on St. Peters eve, in bright harness, some over gilt and every one a jornett? of scarlet thereupon and a chain of gold, his hench
man following him, his minstrels before him Midsummer Watch.
and his cresset light passing by him, the -“BESIDES the standing watches, all in waits of the city, the maiors officers, for his bright harness, in every ward and street in guard before him, all in a livery of woosted this city and suburbs, there was also a march- or sea jackets party-coloured; the maior ing watch, that passed thro the principal himself well mounted on horseback, the streets thereof; to wit, from the little conduit | sword bearer before him in fair armour, by Pauls gate, through West Cheap, by the well mounted also, the maiors footmen and Stocks, through Cornhill, by Leaden Hall to the like torch bearers about him ; hench Aldgate; then back down Fen Church street men twain upon great stirring horses foland by Grasse Church, about Grasse Church lowing him. The sheriffs watches came conduit, and up Grasse Church street into | one after the other in like order, but not Cornhill, and through into West Cheap so large in number as the majors; for again, and so broke up. The whole way where the maior had besides his giant, three ordered for this marching watch extended pageants, each of the sheriffs had besides to 3200 Taylor's Yards of a size, for the | their giant but two pageants; each their furniture whereof with lights, there were morris dance and one hench man, their appointed 700 cressets, 500 of them being officers in jackets of woosted, or sea party. found by the companies, the other 200 by coloured differing from the maiors and each the chamber of London. Besides the which from other, but having harnessed men a lights, every constable in London, in num great many, &c. ber more than 240 had his cresset; the “ This Midsummer watch was thus accharge of every cresset was in light 2s. 4d. customed yearly, time out of mind, until and every cresset had two men, one to bear the year 1539, in which year on 8th May or hold it, another to bear a bag with light a great muster was made by the citizens at and to serve it. So that the poor men the Miles end, all in bright harness with pertaining to the cressets taking wages, be coats of white silk or cloth and chains of sides that every one had a strawen hat with gold, in three great battles to the number a badge painted, and his breakfast, amount- of 15,000; which passed through London to ed in number to almost 2000. The march- Westminster, and so through the Sanctuary, ing watch contained in number about 2000 men; part of them being old soldiers, of

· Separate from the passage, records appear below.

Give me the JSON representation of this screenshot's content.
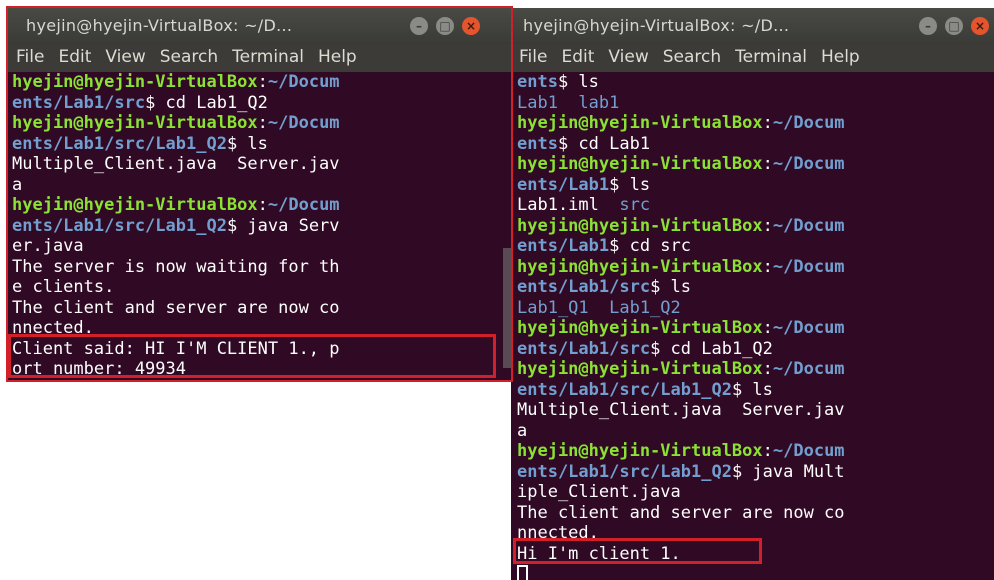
{
  "left_window": {
    "title": "hyejin@hyejin-VirtualBox: ~/D...",
    "menu": [
      "File",
      "Edit",
      "View",
      "Search",
      "Terminal",
      "Help"
    ],
    "lines": [
      {
        "parts": [
          {
            "t": "hyejin@hyejin-VirtualBox",
            "c": "g"
          },
          {
            "t": ":",
            "c": "w"
          },
          {
            "t": "~/Docum",
            "c": "b"
          }
        ]
      },
      {
        "parts": [
          {
            "t": "ents/Lab1/src",
            "c": "b"
          },
          {
            "t": "$ cd Lab1_Q2",
            "c": "w"
          }
        ]
      },
      {
        "parts": [
          {
            "t": "hyejin@hyejin-VirtualBox",
            "c": "g"
          },
          {
            "t": ":",
            "c": "w"
          },
          {
            "t": "~/Docum",
            "c": "b"
          }
        ]
      },
      {
        "parts": [
          {
            "t": "ents/Lab1/src/Lab1_Q2",
            "c": "b"
          },
          {
            "t": "$ ls",
            "c": "w"
          }
        ]
      },
      {
        "parts": [
          {
            "t": "Multiple_Client.java  Server.jav",
            "c": "w"
          }
        ]
      },
      {
        "parts": [
          {
            "t": "a",
            "c": "w"
          }
        ]
      },
      {
        "parts": [
          {
            "t": "hyejin@hyejin-VirtualBox",
            "c": "g"
          },
          {
            "t": ":",
            "c": "w"
          },
          {
            "t": "~/Docum",
            "c": "b"
          }
        ]
      },
      {
        "parts": [
          {
            "t": "ents/Lab1/src/Lab1_Q2",
            "c": "b"
          },
          {
            "t": "$ java Serv",
            "c": "w"
          }
        ]
      },
      {
        "parts": [
          {
            "t": "er.java",
            "c": "w"
          }
        ]
      },
      {
        "parts": [
          {
            "t": "The server is now waiting for th",
            "c": "w"
          }
        ]
      },
      {
        "parts": [
          {
            "t": "e clients.",
            "c": "w"
          }
        ]
      },
      {
        "parts": [
          {
            "t": "The client and server are now co",
            "c": "w"
          }
        ]
      },
      {
        "parts": [
          {
            "t": "nnected.",
            "c": "w"
          }
        ]
      },
      {
        "parts": [
          {
            "t": "Client said: HI I'M CLIENT 1., p",
            "c": "w"
          }
        ]
      },
      {
        "parts": [
          {
            "t": "ort number: 49934",
            "c": "w"
          }
        ]
      }
    ]
  },
  "right_window": {
    "title": "hyejin@hyejin-VirtualBox: ~/D...",
    "menu": [
      "File",
      "Edit",
      "View",
      "Search",
      "Terminal",
      "Help"
    ],
    "lines": [
      {
        "parts": [
          {
            "t": "ents",
            "c": "b"
          },
          {
            "t": "$ ls",
            "c": "w"
          }
        ]
      },
      {
        "parts": [
          {
            "t": "Lab1  lab1",
            "c": "bl"
          }
        ]
      },
      {
        "parts": [
          {
            "t": "hyejin@hyejin-VirtualBox",
            "c": "g"
          },
          {
            "t": ":",
            "c": "w"
          },
          {
            "t": "~/Docum",
            "c": "b"
          }
        ]
      },
      {
        "parts": [
          {
            "t": "ents",
            "c": "b"
          },
          {
            "t": "$ cd Lab1",
            "c": "w"
          }
        ]
      },
      {
        "parts": [
          {
            "t": "hyejin@hyejin-VirtualBox",
            "c": "g"
          },
          {
            "t": ":",
            "c": "w"
          },
          {
            "t": "~/Docum",
            "c": "b"
          }
        ]
      },
      {
        "parts": [
          {
            "t": "ents/Lab1",
            "c": "b"
          },
          {
            "t": "$ ls",
            "c": "w"
          }
        ]
      },
      {
        "parts": [
          {
            "t": "Lab1.iml  ",
            "c": "w"
          },
          {
            "t": "src",
            "c": "bl"
          }
        ]
      },
      {
        "parts": [
          {
            "t": "hyejin@hyejin-VirtualBox",
            "c": "g"
          },
          {
            "t": ":",
            "c": "w"
          },
          {
            "t": "~/Docum",
            "c": "b"
          }
        ]
      },
      {
        "parts": [
          {
            "t": "ents/Lab1",
            "c": "b"
          },
          {
            "t": "$ cd src",
            "c": "w"
          }
        ]
      },
      {
        "parts": [
          {
            "t": "hyejin@hyejin-VirtualBox",
            "c": "g"
          },
          {
            "t": ":",
            "c": "w"
          },
          {
            "t": "~/Docum",
            "c": "b"
          }
        ]
      },
      {
        "parts": [
          {
            "t": "ents/Lab1/src",
            "c": "b"
          },
          {
            "t": "$ ls",
            "c": "w"
          }
        ]
      },
      {
        "parts": [
          {
            "t": "Lab1_Q1  Lab1_Q2",
            "c": "bl"
          }
        ]
      },
      {
        "parts": [
          {
            "t": "hyejin@hyejin-VirtualBox",
            "c": "g"
          },
          {
            "t": ":",
            "c": "w"
          },
          {
            "t": "~/Docum",
            "c": "b"
          }
        ]
      },
      {
        "parts": [
          {
            "t": "ents/Lab1/src",
            "c": "b"
          },
          {
            "t": "$ cd Lab1_Q2",
            "c": "w"
          }
        ]
      },
      {
        "parts": [
          {
            "t": "hyejin@hyejin-VirtualBox",
            "c": "g"
          },
          {
            "t": ":",
            "c": "w"
          },
          {
            "t": "~/Docum",
            "c": "b"
          }
        ]
      },
      {
        "parts": [
          {
            "t": "ents/Lab1/src/Lab1_Q2",
            "c": "b"
          },
          {
            "t": "$ ls",
            "c": "w"
          }
        ]
      },
      {
        "parts": [
          {
            "t": "Multiple_Client.java  Server.jav",
            "c": "w"
          }
        ]
      },
      {
        "parts": [
          {
            "t": "a",
            "c": "w"
          }
        ]
      },
      {
        "parts": [
          {
            "t": "hyejin@hyejin-VirtualBox",
            "c": "g"
          },
          {
            "t": ":",
            "c": "w"
          },
          {
            "t": "~/Docum",
            "c": "b"
          }
        ]
      },
      {
        "parts": [
          {
            "t": "ents/Lab1/src/Lab1_Q2",
            "c": "b"
          },
          {
            "t": "$ java Mult",
            "c": "w"
          }
        ]
      },
      {
        "parts": [
          {
            "t": "iple_Client.java",
            "c": "w"
          }
        ]
      },
      {
        "parts": [
          {
            "t": "The client and server are now co",
            "c": "w"
          }
        ]
      },
      {
        "parts": [
          {
            "t": "nnected.",
            "c": "w"
          }
        ]
      },
      {
        "parts": [
          {
            "t": "Hi I'm client 1.",
            "c": "w"
          }
        ]
      }
    ]
  },
  "colors": {
    "terminal_bg": "#300a24",
    "prompt_user": "#8ae234",
    "prompt_path": "#729fcf",
    "highlight_box": "#d2202a"
  }
}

The reader will find many of these terms
explained in Thom's edition of Stow's Survey; skill to be captains, lieutenants, serjeants,
but he candidly confesses his ignorance of “al. corporals, &c. Whifflers, drummers and fifes, main rivets.” It is easier to conjecture the standard and ensign bearers, demilaunces meaning than to supply authority for it. on great horses, gunners with hand guns or
J. W. W.
| " De l'Italien giornata. Et ce mot Italien half hakes, archers in coats of white fustian, signifie proprement une veste militaire pour un signed on the breast and back with the arms | jour de bataille,” MENAGE in v.-J. W. W.